## EXERCISE DESCRIPTION
Because only the text is wanted, repeat the records below exactly and omit the pictures.

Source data

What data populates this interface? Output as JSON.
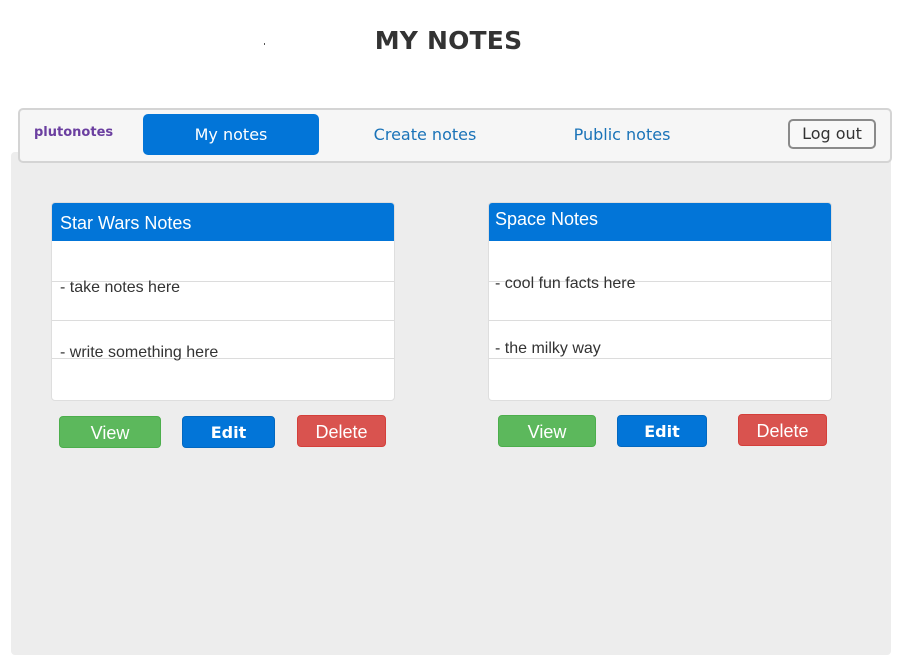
{
  "page": {
    "title": "MY NOTES"
  },
  "navbar": {
    "brand": "plutonotes",
    "items": [
      {
        "label": "My notes",
        "active": true
      },
      {
        "label": "Create notes",
        "active": false
      },
      {
        "label": "Public notes",
        "active": false
      }
    ],
    "logout_label": "Log out"
  },
  "notes": [
    {
      "title": "Star Wars Notes",
      "lines": [
        "- take notes here",
        "- write something here"
      ],
      "actions": {
        "view": "View",
        "edit": "Edit",
        "delete": "Delete"
      }
    },
    {
      "title": "Space Notes",
      "lines": [
        "- cool fun facts here",
        "- the milky way"
      ],
      "actions": {
        "view": "View",
        "edit": "Edit",
        "delete": "Delete"
      }
    }
  ],
  "colors": {
    "primary": "#0275d8",
    "success": "#5cb85c",
    "danger": "#d9534f",
    "brand": "#6b3fa0",
    "panel_bg": "#ededed"
  }
}
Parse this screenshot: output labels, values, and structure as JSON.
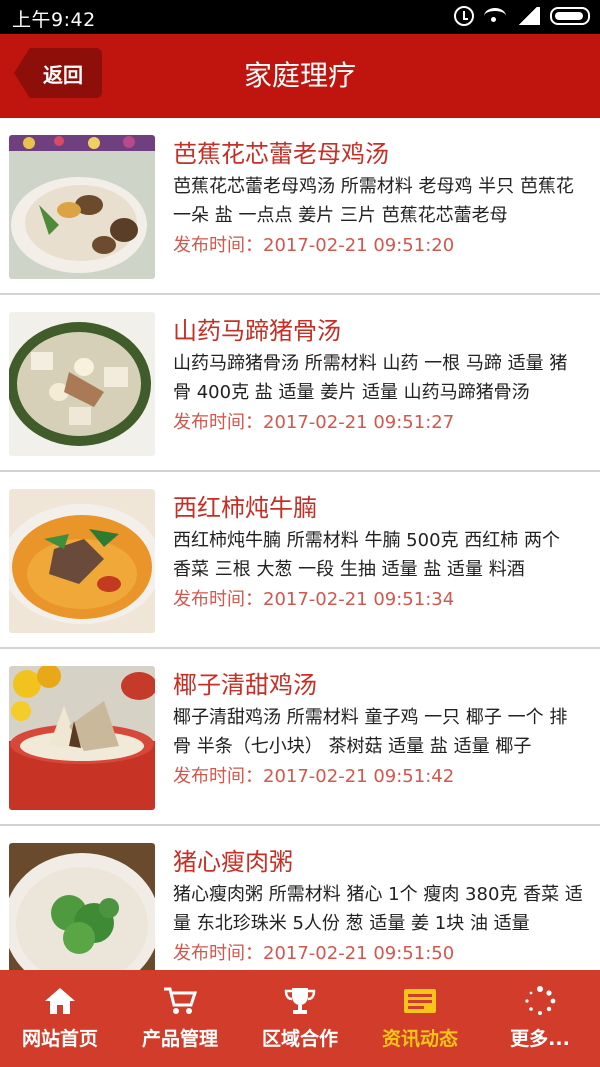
{
  "status_bar": {
    "time": "上午9:42"
  },
  "header": {
    "back_label": "返回",
    "title": "家庭理疗"
  },
  "articles": [
    {
      "title": "芭蕉花芯蕾老母鸡汤",
      "description": "芭蕉花芯蕾老母鸡汤 所需材料 老母鸡 半只 芭蕉花 一朵 盐 一点点 姜片 三片 芭蕉花芯蕾老母",
      "time_label": "发布时间：",
      "time": "2017-02-21 09:51:20",
      "image_icon": "chicken-soup-photo"
    },
    {
      "title": "山药马蹄猪骨汤",
      "description": "山药马蹄猪骨汤 所需材料 山药 一根 马蹄 适量 猪骨 400克 盐 适量 姜片 适量 山药马蹄猪骨汤",
      "time_label": "发布时间：",
      "time": "2017-02-21 09:51:27",
      "image_icon": "pork-bone-soup-photo"
    },
    {
      "title": "西红柿炖牛腩",
      "description": "西红柿炖牛腩 所需材料 牛腩 500克 西红柿 两个 香菜 三根 大葱 一段 生抽 适量 盐 适量 料酒",
      "time_label": "发布时间：",
      "time": "2017-02-21 09:51:34",
      "image_icon": "tomato-beef-photo"
    },
    {
      "title": "椰子清甜鸡汤",
      "description": "椰子清甜鸡汤 所需材料 童子鸡 一只 椰子 一个 排骨 半条（七小块） 茶树菇 适量 盐 适量 椰子",
      "time_label": "发布时间：",
      "time": "2017-02-21 09:51:42",
      "image_icon": "coconut-chicken-soup-photo"
    },
    {
      "title": "猪心瘦肉粥",
      "description": "猪心瘦肉粥 所需材料 猪心 1个 瘦肉 380克 香菜 适量 东北珍珠米 5人份 葱 适量 姜 1块 油 适量",
      "time_label": "发布时间：",
      "time": "2017-02-21 09:51:50",
      "image_icon": "pork-congee-photo"
    }
  ],
  "tabbar": {
    "items": [
      {
        "label": "网站首页",
        "icon": "home-icon"
      },
      {
        "label": "产品管理",
        "icon": "cart-icon"
      },
      {
        "label": "区域合作",
        "icon": "trophy-icon"
      },
      {
        "label": "资讯动态",
        "icon": "news-icon",
        "active": true
      },
      {
        "label": "更多...",
        "icon": "more-icon"
      }
    ],
    "active_color": "#f5c518"
  },
  "colors": {
    "header": "#c0140f",
    "tabbar": "#d23c2a",
    "title_text": "#c52f25"
  }
}
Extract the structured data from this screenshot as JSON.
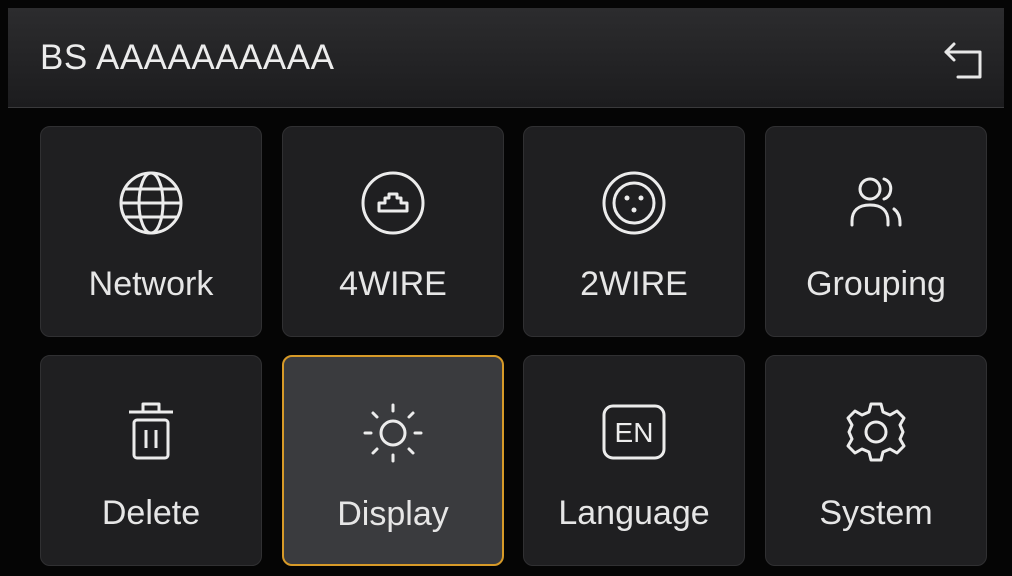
{
  "header": {
    "title": "BS AAAAAAAAAA",
    "back_icon": "return-arrow-icon"
  },
  "tiles": [
    {
      "label": "Network",
      "icon": "globe-icon",
      "selected": false
    },
    {
      "label": "4WIRE",
      "icon": "ethernet-port-icon",
      "selected": false
    },
    {
      "label": "2WIRE",
      "icon": "xlr-connector-icon",
      "selected": false
    },
    {
      "label": "Grouping",
      "icon": "users-icon",
      "selected": false
    },
    {
      "label": "Delete",
      "icon": "trash-icon",
      "selected": false
    },
    {
      "label": "Display",
      "icon": "brightness-icon",
      "selected": true
    },
    {
      "label": "Language",
      "icon": "language-en-icon",
      "badge": "EN",
      "selected": false
    },
    {
      "label": "System",
      "icon": "gear-icon",
      "selected": false
    }
  ],
  "colors": {
    "background": "#050505",
    "tile": "#1f1f21",
    "tile_selected": "#3a3b3e",
    "accent_border": "#d79a28",
    "text": "#e6e6e6"
  }
}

## REPLY TO THE TASK
What data populates this interface? Output as JSON.
{
  "page": {
    "title": "MY NOTES"
  },
  "navbar": {
    "brand": "plutonotes",
    "items": [
      {
        "label": "My notes",
        "active": true
      },
      {
        "label": "Create notes",
        "active": false
      },
      {
        "label": "Public notes",
        "active": false
      }
    ],
    "logout_label": "Log out"
  },
  "notes": [
    {
      "title": "Star Wars Notes",
      "lines": [
        "- take notes here",
        "- write something here"
      ],
      "actions": {
        "view": "View",
        "edit": "Edit",
        "delete": "Delete"
      }
    },
    {
      "title": "Space Notes",
      "lines": [
        "- cool fun facts here",
        "- the milky way"
      ],
      "actions": {
        "view": "View",
        "edit": "Edit",
        "delete": "Delete"
      }
    }
  ],
  "colors": {
    "primary": "#0275d8",
    "success": "#5cb85c",
    "danger": "#d9534f",
    "brand": "#6b3fa0",
    "panel_bg": "#ededed"
  }
}
Parse this screenshot: output labels, values, and structure as JSON.
{
  "status_bar": {
    "time": "上午9:42"
  },
  "header": {
    "back_label": "返回",
    "title": "家庭理疗"
  },
  "articles": [
    {
      "title": "芭蕉花芯蕾老母鸡汤",
      "description": "芭蕉花芯蕾老母鸡汤 所需材料 老母鸡 半只 芭蕉花 一朵 盐 一点点 姜片 三片 芭蕉花芯蕾老母",
      "time_label": "发布时间：",
      "time": "2017-02-21 09:51:20",
      "image_icon": "chicken-soup-photo"
    },
    {
      "title": "山药马蹄猪骨汤",
      "description": "山药马蹄猪骨汤 所需材料 山药 一根 马蹄 适量 猪骨 400克 盐 适量 姜片 适量 山药马蹄猪骨汤",
      "time_label": "发布时间：",
      "time": "2017-02-21 09:51:27",
      "image_icon": "pork-bone-soup-photo"
    },
    {
      "title": "西红柿炖牛腩",
      "description": "西红柿炖牛腩 所需材料 牛腩 500克 西红柿 两个 香菜 三根 大葱 一段 生抽 适量 盐 适量 料酒",
      "time_label": "发布时间：",
      "time": "2017-02-21 09:51:34",
      "image_icon": "tomato-beef-photo"
    },
    {
      "title": "椰子清甜鸡汤",
      "description": "椰子清甜鸡汤 所需材料 童子鸡 一只 椰子 一个 排骨 半条（七小块） 茶树菇 适量 盐 适量 椰子",
      "time_label": "发布时间：",
      "time": "2017-02-21 09:51:42",
      "image_icon": "coconut-chicken-soup-photo"
    },
    {
      "title": "猪心瘦肉粥",
      "description": "猪心瘦肉粥 所需材料 猪心 1个 瘦肉 380克 香菜 适量 东北珍珠米 5人份 葱 适量 姜 1块 油 适量",
      "time_label": "发布时间：",
      "time": "2017-02-21 09:51:50",
      "image_icon": "pork-congee-photo"
    }
  ],
  "tabbar": {
    "items": [
      {
        "label": "网站首页",
        "icon": "home-icon"
      },
      {
        "label": "产品管理",
        "icon": "cart-icon"
      },
      {
        "label": "区域合作",
        "icon": "trophy-icon"
      },
      {
        "label": "资讯动态",
        "icon": "news-icon",
        "active": true
      },
      {
        "label": "更多...",
        "icon": "more-icon"
      }
    ],
    "active_color": "#f5c518"
  },
  "colors": {
    "header": "#c0140f",
    "tabbar": "#d23c2a",
    "title_text": "#c52f25"
  }
}
Extract the structured data from this screenshot as JSON.
{
  "header": {
    "title": "BS AAAAAAAAAA",
    "back_icon": "return-arrow-icon"
  },
  "tiles": [
    {
      "label": "Network",
      "icon": "globe-icon",
      "selected": false
    },
    {
      "label": "4WIRE",
      "icon": "ethernet-port-icon",
      "selected": false
    },
    {
      "label": "2WIRE",
      "icon": "xlr-connector-icon",
      "selected": false
    },
    {
      "label": "Grouping",
      "icon": "users-icon",
      "selected": false
    },
    {
      "label": "Delete",
      "icon": "trash-icon",
      "selected": false
    },
    {
      "label": "Display",
      "icon": "brightness-icon",
      "selected": true
    },
    {
      "label": "Language",
      "icon": "language-en-icon",
      "badge": "EN",
      "selected": false
    },
    {
      "label": "System",
      "icon": "gear-icon",
      "selected": false
    }
  ],
  "colors": {
    "background": "#050505",
    "tile": "#1f1f21",
    "tile_selected": "#3a3b3e",
    "accent_border": "#d79a28",
    "text": "#e6e6e6"
  }
}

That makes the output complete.